SCU anchors $483m economy wave
LISMORE’S university campus is definitely the hub of Southern Cross University and there are certainly no plans to move the university’s operations anywhere else, according to vice chancellor Professor Peter Lee.
“We are based in Lismore and remain the heart of a multi-campus university,” he told The Northern Star at a media conference to announce a report on the economic value of the university to the community.
The report found that in 2010, the value of Southern Cross University to the Northern Rivers region will be $291 million, to the Coff’s Coast $67 million and to the Tweed and Gold Coast region it will be worth $125 million.
“For every dollar Southern Cross University spends, $2.50 is generated into the local economy,” Professor Lee said.
Executive dean of the Faculty of Law and Business, Professor Michael Evans, presented the report with the vice-chancellor at Lismore campus.
“The uni is a very stable part of the economy, it has helped the region survive,” he said.

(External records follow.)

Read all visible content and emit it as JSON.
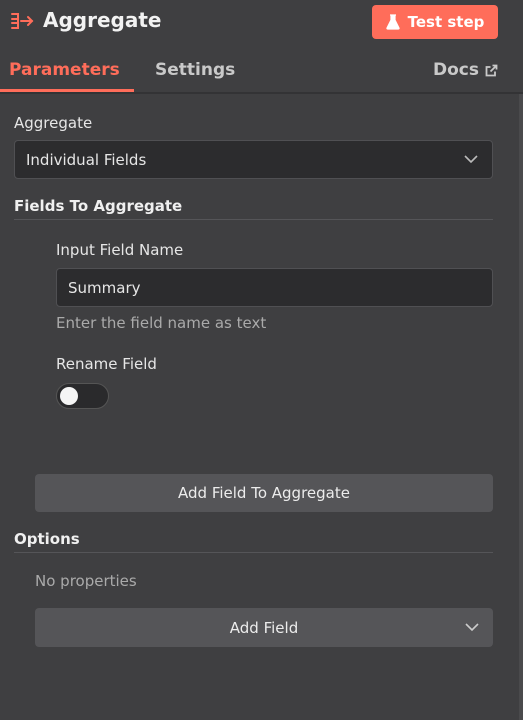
{
  "header": {
    "title": "Aggregate",
    "test_button": "Test step"
  },
  "tabs": {
    "parameters": "Parameters",
    "settings": "Settings",
    "docs": "Docs"
  },
  "aggregate": {
    "label": "Aggregate",
    "value": "Individual Fields"
  },
  "fields_section": {
    "title": "Fields To Aggregate"
  },
  "input_field": {
    "label": "Input Field Name",
    "value": "Summary",
    "hint": "Enter the field name as text"
  },
  "rename_field": {
    "label": "Rename Field",
    "enabled": false
  },
  "add_field_to_aggregate": {
    "label": "Add Field To Aggregate"
  },
  "options": {
    "title": "Options",
    "empty_text": "No properties",
    "add_field_label": "Add Field"
  },
  "colors": {
    "accent": "#ff6d5a",
    "background": "#3f3f41",
    "input_bg": "#2c2c2e",
    "button_bg": "#555558"
  },
  "icons": {
    "node": "aggregate-node-icon",
    "flask": "flask-icon",
    "external": "external-link-icon",
    "chevron": "chevron-down-icon"
  }
}
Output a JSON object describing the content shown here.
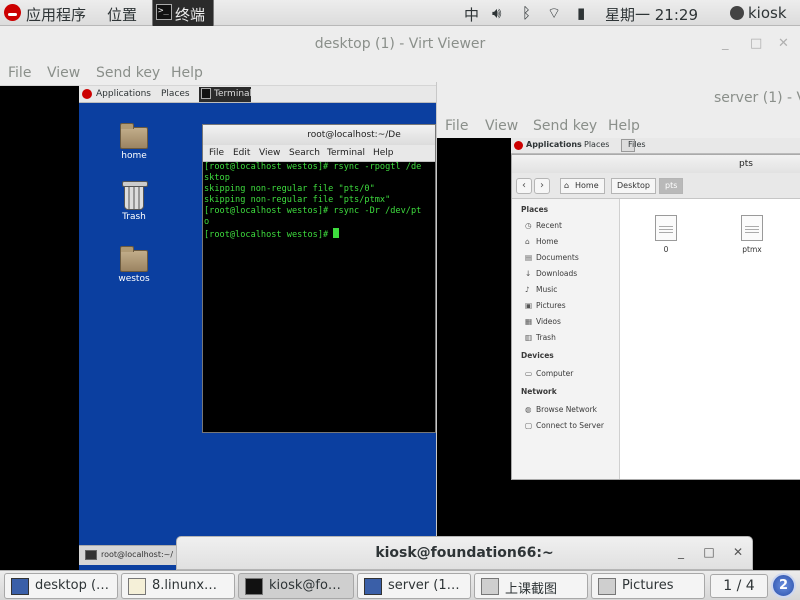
{
  "host_topbar": {
    "applications": "应用程序",
    "places": "位置",
    "terminal_tab": "终端",
    "input_method": "中",
    "clock": "星期一 21:29",
    "user": "kiosk"
  },
  "virt_viewer": {
    "title": "desktop (1) - Virt Viewer",
    "menu": [
      "File",
      "View",
      "Send key",
      "Help"
    ]
  },
  "guest_desktop": {
    "topbar": {
      "applications": "Applications",
      "places": "Places",
      "terminal": "Terminal"
    },
    "icons": [
      "home",
      "Trash",
      "westos"
    ],
    "taskbar_item": "root@localhost:~/"
  },
  "guest_terminal": {
    "title": "root@localhost:~/De",
    "menu": [
      "File",
      "Edit",
      "View",
      "Search",
      "Terminal",
      "Help"
    ],
    "lines": [
      "[root@localhost westos]# rsync -rpogtl /de",
      "sktop",
      "skipping non-regular file \"pts/0\"",
      "skipping non-regular file \"pts/ptmx\"",
      "[root@localhost westos]# rsync -Dr /dev/pt",
      "o",
      "[root@localhost westos]# "
    ]
  },
  "server_viewer": {
    "title": "server (1) - V",
    "menu": [
      "File",
      "View",
      "Send key",
      "Help"
    ],
    "guest_topbar": {
      "applications": "Applications",
      "places": "Places",
      "files": "Files"
    }
  },
  "file_manager": {
    "title": "pts",
    "breadcrumbs": [
      "Home",
      "Desktop",
      "pts"
    ],
    "sidebar": {
      "places_header": "Places",
      "places": [
        {
          "icon": "◷",
          "label": "Recent"
        },
        {
          "icon": "⌂",
          "label": "Home"
        },
        {
          "icon": "▤",
          "label": "Documents"
        },
        {
          "icon": "↓",
          "label": "Downloads"
        },
        {
          "icon": "♪",
          "label": "Music"
        },
        {
          "icon": "▣",
          "label": "Pictures"
        },
        {
          "icon": "▦",
          "label": "Videos"
        },
        {
          "icon": "▥",
          "label": "Trash"
        }
      ],
      "devices_header": "Devices",
      "devices": [
        {
          "icon": "▭",
          "label": "Computer"
        }
      ],
      "network_header": "Network",
      "network": [
        {
          "icon": "◍",
          "label": "Browse Network"
        },
        {
          "icon": "▢",
          "label": "Connect to Server"
        }
      ]
    },
    "files": [
      "0",
      "ptmx"
    ]
  },
  "host_terminal_window": {
    "title": "kiosk@foundation66:~",
    "buttons": {
      "minimize": "_",
      "maximize": "□",
      "close": "✕"
    }
  },
  "taskbar": {
    "items": [
      {
        "label": "desktop (…"
      },
      {
        "label": "8.linunx…"
      },
      {
        "label": "kiosk@fo…"
      },
      {
        "label": "server (1…"
      },
      {
        "label": "上课截图"
      },
      {
        "label": "Pictures"
      }
    ],
    "pager": "1 / 4",
    "notification_count": "2"
  }
}
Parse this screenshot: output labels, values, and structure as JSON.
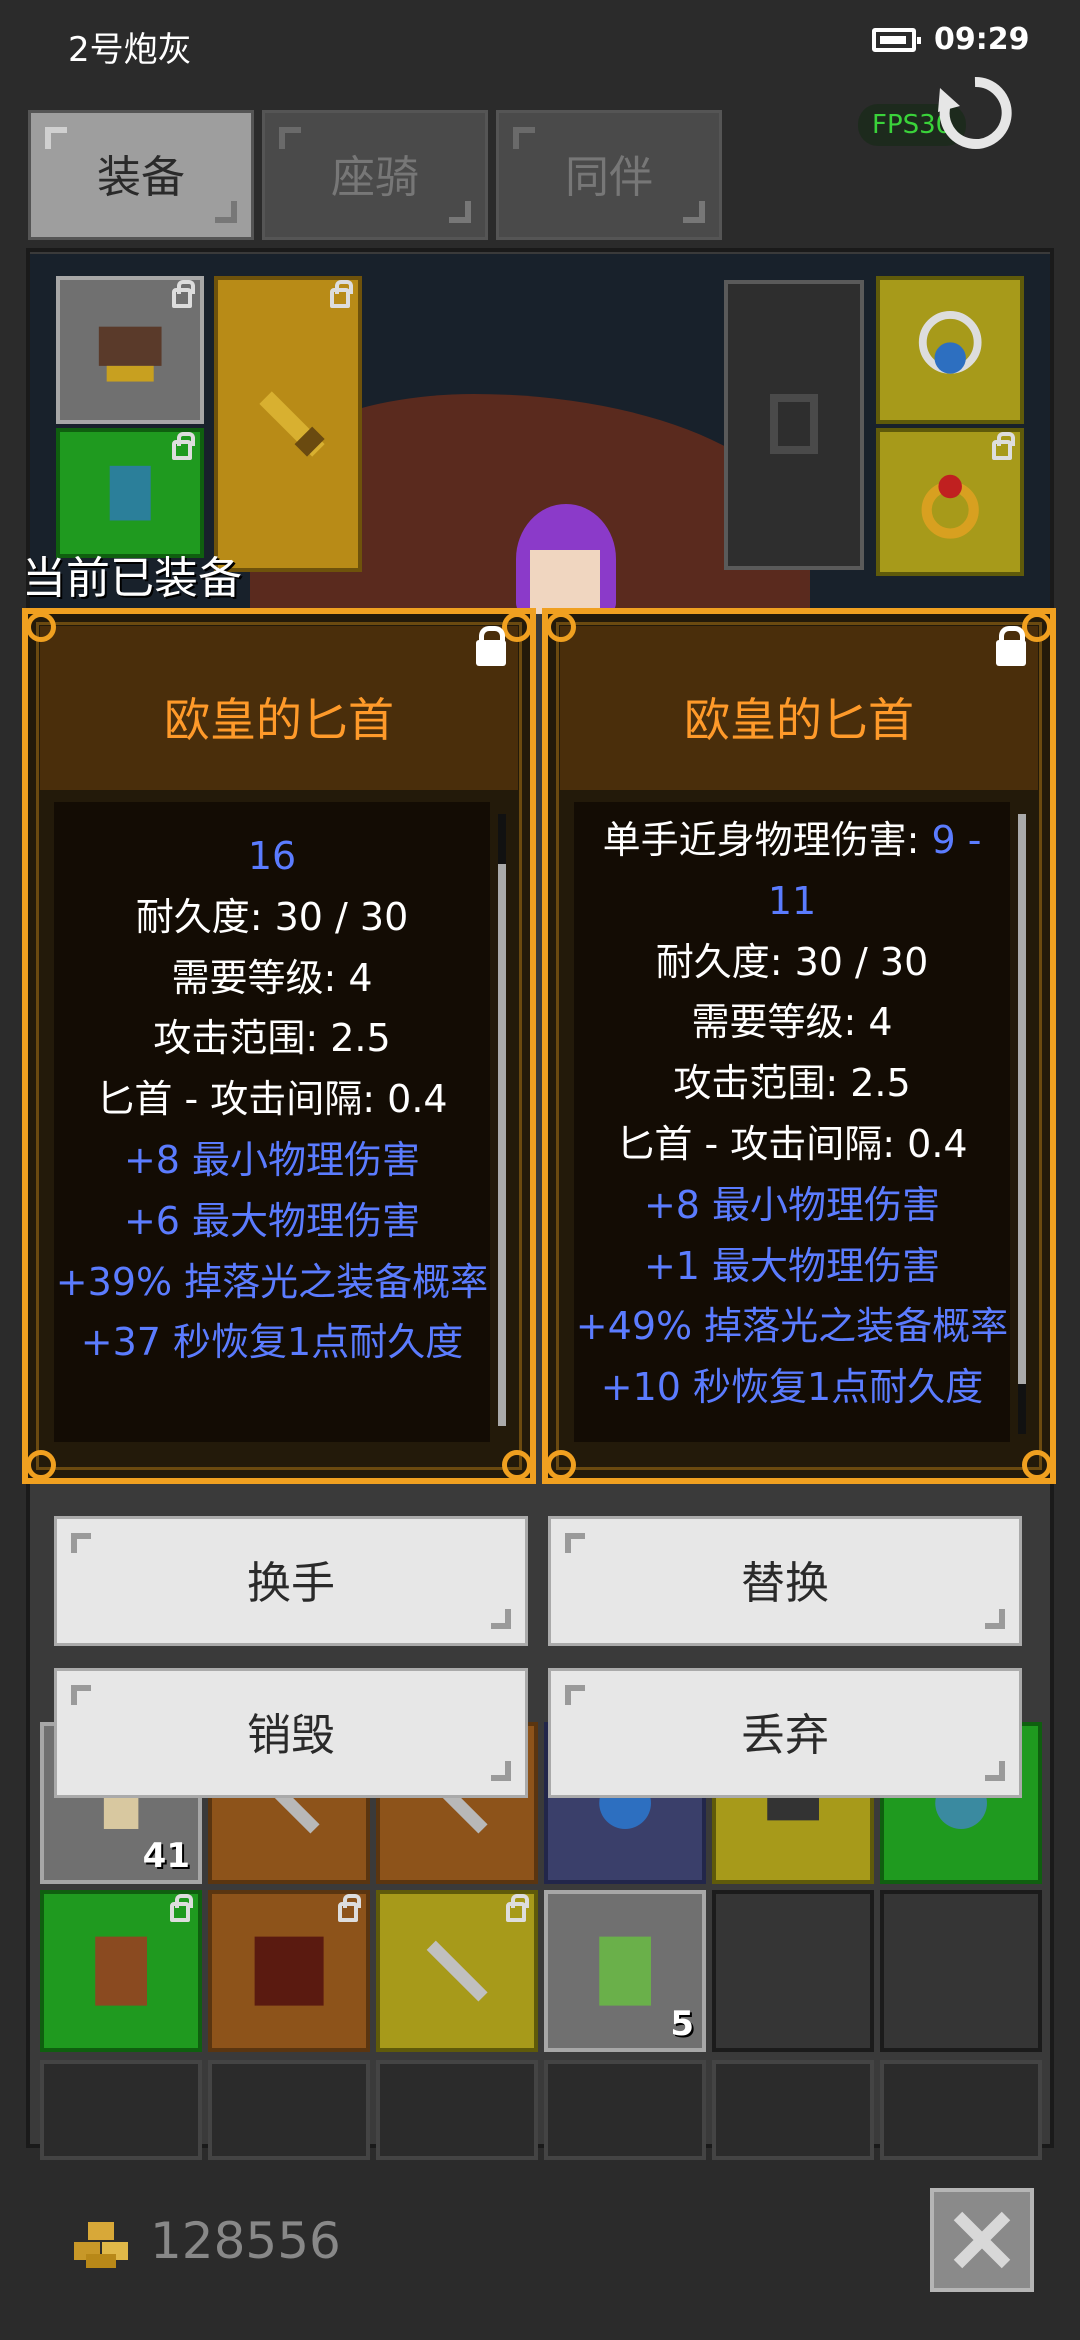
{
  "status_bar": {
    "carrier": "2号炮灰",
    "time": "09:29"
  },
  "fps_badge": "FPS30",
  "tabs": [
    {
      "label": "装备",
      "active": true
    },
    {
      "label": "座骑",
      "active": false
    },
    {
      "label": "同伴",
      "active": false
    }
  ],
  "equipped_label": "当前已装备",
  "tooltips": [
    {
      "title": "欧皇的匕首",
      "lines": [
        {
          "text": "16",
          "color": "blue"
        },
        {
          "text": "耐久度: 30 / 30",
          "color": "white"
        },
        {
          "text": "需要等级: 4",
          "color": "white"
        },
        {
          "text": "攻击范围: 2.5",
          "color": "white"
        },
        {
          "text": "匕首 - 攻击间隔: 0.4",
          "color": "white"
        },
        {
          "text": "+8 最小物理伤害",
          "color": "blue"
        },
        {
          "text": "+6 最大物理伤害",
          "color": "blue"
        },
        {
          "text": "+39% 掉落光之装备概率",
          "color": "blue"
        },
        {
          "text": "+37 秒恢复1点耐久度",
          "color": "blue"
        }
      ]
    },
    {
      "title": "欧皇的匕首",
      "lines": [
        {
          "text": "单手近身物理伤害: ",
          "extra": "9 -",
          "color": "white"
        },
        {
          "text": "11",
          "color": "blue"
        },
        {
          "text": "耐久度: 30 / 30",
          "color": "white"
        },
        {
          "text": "需要等级: 4",
          "color": "white"
        },
        {
          "text": "攻击范围: 2.5",
          "color": "white"
        },
        {
          "text": "匕首 - 攻击间隔: 0.4",
          "color": "white"
        },
        {
          "text": "+8 最小物理伤害",
          "color": "blue"
        },
        {
          "text": "+1 最大物理伤害",
          "color": "blue"
        },
        {
          "text": "+49% 掉落光之装备概率",
          "color": "blue"
        },
        {
          "text": "+10 秒恢复1点耐久度",
          "color": "blue"
        }
      ]
    }
  ],
  "actions": {
    "swap_hand": "换手",
    "replace": "替换",
    "destroy": "销毁",
    "discard": "丢弃"
  },
  "inventory": {
    "visible_quantities": [
      "41",
      "5"
    ]
  },
  "gold": "128556",
  "colors": {
    "tooltip_border": "#f0a020",
    "tooltip_title": "#ff9a2a",
    "stat_blue": "#5b7cff",
    "fps_green": "#3ad33a"
  }
}
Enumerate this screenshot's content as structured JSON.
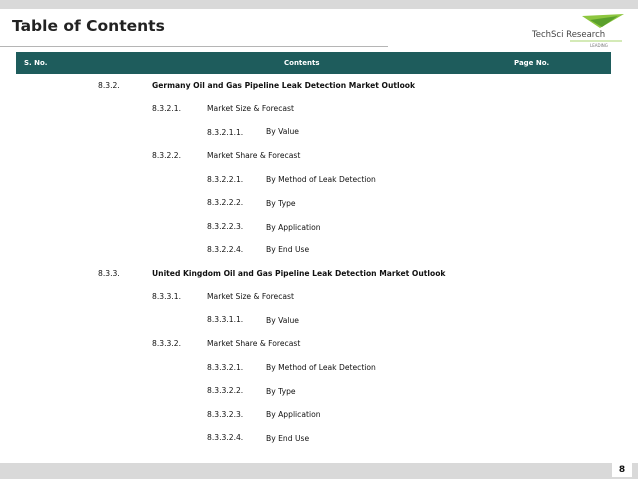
{
  "page": {
    "title": "Table of Contents",
    "page_number": "8"
  },
  "logo": {
    "name": "TechSci Research",
    "colors": {
      "green": "#8dc63f",
      "teal": "#1e5c5c"
    }
  },
  "header": {
    "sno": "S. No.",
    "contents": "Contents",
    "page": "Page No."
  },
  "colors": {
    "header_bg": "#1e5c5c",
    "bar": "#d9d9d9"
  },
  "rows": [
    {
      "num": "8.3.2.",
      "text": "Germany Oil and Gas Pipeline Leak Detection Market Outlook"
    },
    {
      "num": "8.3.2.1.",
      "text": "Market Size & Forecast"
    },
    {
      "num": "8.3.2.1.1.",
      "text": "By Value"
    },
    {
      "num": "8.3.2.2.",
      "text": "Market Share & Forecast"
    },
    {
      "num": "8.3.2.2.1.",
      "text": "By Method of Leak Detection"
    },
    {
      "num": "8.3.2.2.2.",
      "text": "By Type"
    },
    {
      "num": "8.3.2.2.3.",
      "text": "By Application"
    },
    {
      "num": "8.3.2.2.4.",
      "text": "By End Use"
    },
    {
      "num": "8.3.3.",
      "text": "United Kingdom Oil and Gas Pipeline Leak Detection Market Outlook"
    },
    {
      "num": "8.3.3.1.",
      "text": "Market Size & Forecast"
    },
    {
      "num": "8.3.3.1.1.",
      "text": "By Value"
    },
    {
      "num": "8.3.3.2.",
      "text": "Market Share & Forecast"
    },
    {
      "num": "8.3.3.2.1.",
      "text": "By Method of Leak Detection"
    },
    {
      "num": "8.3.3.2.2.",
      "text": "By Type"
    },
    {
      "num": "8.3.3.2.3.",
      "text": "By Application"
    },
    {
      "num": "8.3.3.2.4.",
      "text": "By End Use"
    }
  ]
}
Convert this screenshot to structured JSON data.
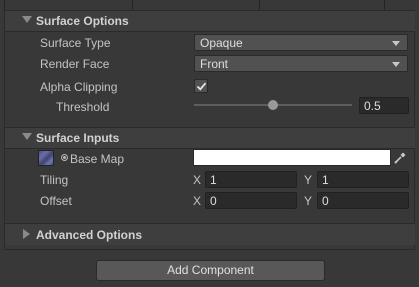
{
  "surface_options": {
    "title": "Surface Options",
    "surface_type": {
      "label": "Surface Type",
      "value": "Opaque"
    },
    "render_face": {
      "label": "Render Face",
      "value": "Front"
    },
    "alpha_clipping": {
      "label": "Alpha Clipping",
      "checked": true
    },
    "threshold": {
      "label": "Threshold",
      "value": "0.5",
      "fraction": 0.5
    }
  },
  "surface_inputs": {
    "title": "Surface Inputs",
    "base_map": {
      "label": "Base Map",
      "color": "#ffffff"
    },
    "tiling": {
      "label": "Tiling",
      "x_label": "X",
      "x": "1",
      "y_label": "Y",
      "y": "1"
    },
    "offset": {
      "label": "Offset",
      "x_label": "X",
      "x": "0",
      "y_label": "Y",
      "y": "0"
    }
  },
  "advanced_options": {
    "title": "Advanced Options"
  },
  "footer": {
    "add_component_label": "Add Component"
  }
}
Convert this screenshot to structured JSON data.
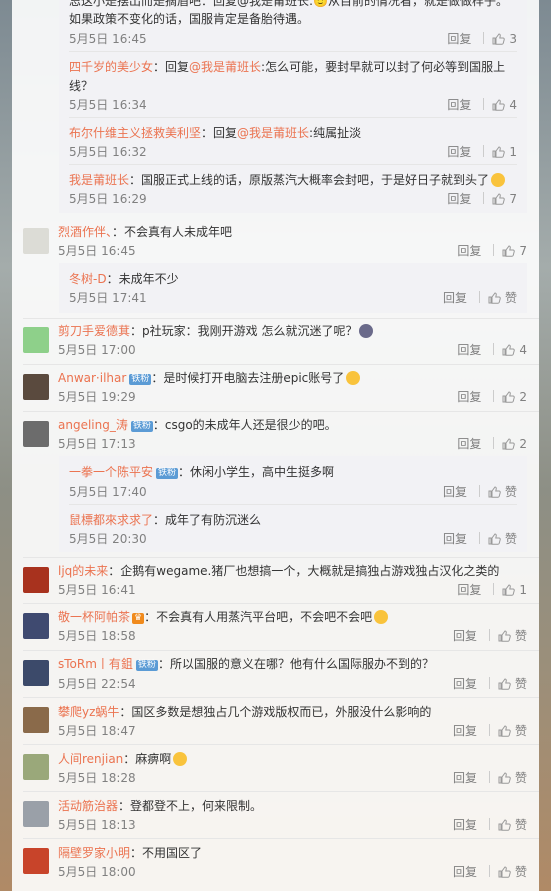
{
  "top_partial": {
    "text": "忌这小是摆出而是摘眉吧：回复@我是莆班长:🙂从目前的情况看，就是做做样子。"
  },
  "replies_block1": [
    {
      "user": "",
      "text": "如果政策不变化的话，国服肯定是备胎待遇。",
      "time": "5月5日 16:45",
      "reply": "回复",
      "likes": "3"
    },
    {
      "user": "四千岁的美少女",
      "text": "：回复@我是莆班长:怎么可能，要封早就可以封了何必等到国服上线？",
      "time": "5月5日 16:34",
      "reply": "回复",
      "likes": "4"
    },
    {
      "user": "布尔什维主义拯救美利坚",
      "text": "：回复@我是莆班长:纯属扯淡",
      "time": "5月5日 16:32",
      "reply": "回复",
      "likes": "1"
    },
    {
      "user": "我是莆班长",
      "text": "：国服正式上线的话，原版蒸汽大概率会封吧，于是好日子就到头了",
      "time": "5月5日 16:29",
      "reply": "回复",
      "likes": "7"
    }
  ],
  "comments": [
    {
      "user": "烈酒作伴、",
      "text": "：不会真有人未成年吧",
      "time": "5月5日 16:45",
      "reply": "回复",
      "likes": "7"
    },
    {
      "user": "冬树-D",
      "text": "：未成年不少",
      "time": "5月5日 17:41",
      "reply": "回复",
      "likes": "赞"
    },
    {
      "user": "剪刀手爱德萁",
      "text": "：p社玩家：我刚开游戏 怎么就沉迷了呢？",
      "time": "5月5日 17:00",
      "reply": "回复",
      "likes": "4"
    },
    {
      "user": "Anwar·ilhar",
      "badge": "铁粉",
      "text": "：是时候打开电脑去注册epic账号了",
      "time": "5月5日 19:29",
      "reply": "回复",
      "likes": "2"
    },
    {
      "user": "angeling_涛",
      "badge": "铁粉",
      "text": "：csgo的未成年人还是很少的吧。",
      "time": "5月5日 17:13",
      "reply": "回复",
      "likes": "2"
    },
    {
      "user": "一拳一个陈平安",
      "badge": "铁粉",
      "text": "：休闲小学生，高中生挺多啊",
      "time": "5月5日 17:40",
      "reply": "回复",
      "likes": "赞"
    },
    {
      "user": "鼠標都來求求了",
      "text": "：成年了有防沉迷么",
      "time": "5月5日 20:30",
      "reply": "回复",
      "likes": "赞"
    },
    {
      "user": "ljq的未来",
      "text": "：企鹅有wegame.猪厂也想搞一个，大概就是搞独占游戏独占汉化之类的",
      "time": "5月5日 16:41",
      "reply": "回复",
      "likes": "1"
    },
    {
      "user": "敬一杯阿帕茶",
      "badge": "",
      "text": "：不会真有人用蒸汽平台吧，不会吧不会吧",
      "time": "5月5日 18:58",
      "reply": "回复",
      "likes": "赞"
    },
    {
      "user": "sToRm丨有鉏",
      "badge": "铁粉",
      "text": "：所以国服的意义在哪？他有什么国际服办不到的？",
      "time": "5月5日 22:54",
      "reply": "回复",
      "likes": "赞"
    },
    {
      "user": "攀爬yz蜗牛",
      "text": "：国区多数是想独占几个游戏版权而已，外服没什么影响的",
      "time": "5月5日 18:47",
      "reply": "回复",
      "likes": "赞"
    },
    {
      "user": "人间renjian",
      "text": "：麻痹啊",
      "time": "5月5日 18:28",
      "reply": "回复",
      "likes": "赞"
    },
    {
      "user": "活动筋治器",
      "text": "：登都登不上，何来限制。",
      "time": "5月5日 18:13",
      "reply": "回复",
      "likes": "赞"
    },
    {
      "user": "隔壁罗家小明",
      "text": "：不用国区了",
      "time": "5月5日 18:00",
      "reply": "回复",
      "likes": "赞"
    }
  ],
  "colors": {
    "username": "#eb7350",
    "meta": "#808080",
    "badge": "#5b9bd5"
  }
}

It is the first time a report of this kind has been undertaken and it is good news for businesses in the community.
While 1473 staff are expected to work at the Lismore campus next year, the employment attributed to the region from the university adds up to 1873 jobs.
These figures include supporting jobs at cafes, supermarkets and construction workers at the $4 million pool complex, expected to be completed early next year.
A Health and Wellbeing Clinic will be housed in the new $4-million Health and Wellness Building at the Lismore campus as well.
The annual turnover of Southern Cross University is $180 million. The economic strength of these numbers gives Lismore campus a firm footing as the heart of Southern Cross University.
Numbers for the region on levels of education are not so favourable. Nationally 32 per cent of 24 to 35-year-olds have qualifications above Year 12.
Lismore falls well behind this with only 18pc of 24 to 35 year-olds having above Year 12 educational qualification
“The federal government has set a target of 40pc of all 25 to 34-year-olds to hold qualifications of at least bachelor level by 2020, and we are certainly aiming to contribute to meeting that target,” Professor Lee said.
“The social impact of uni shouldn’t be underestimated in transforming lives through education.”
The economic report was the outcome of a decade of hard work but a regional university must be engaged with its community, Professor Lee said.
The economic report was completed by the Southern Cross University’s Regional Futures Institute.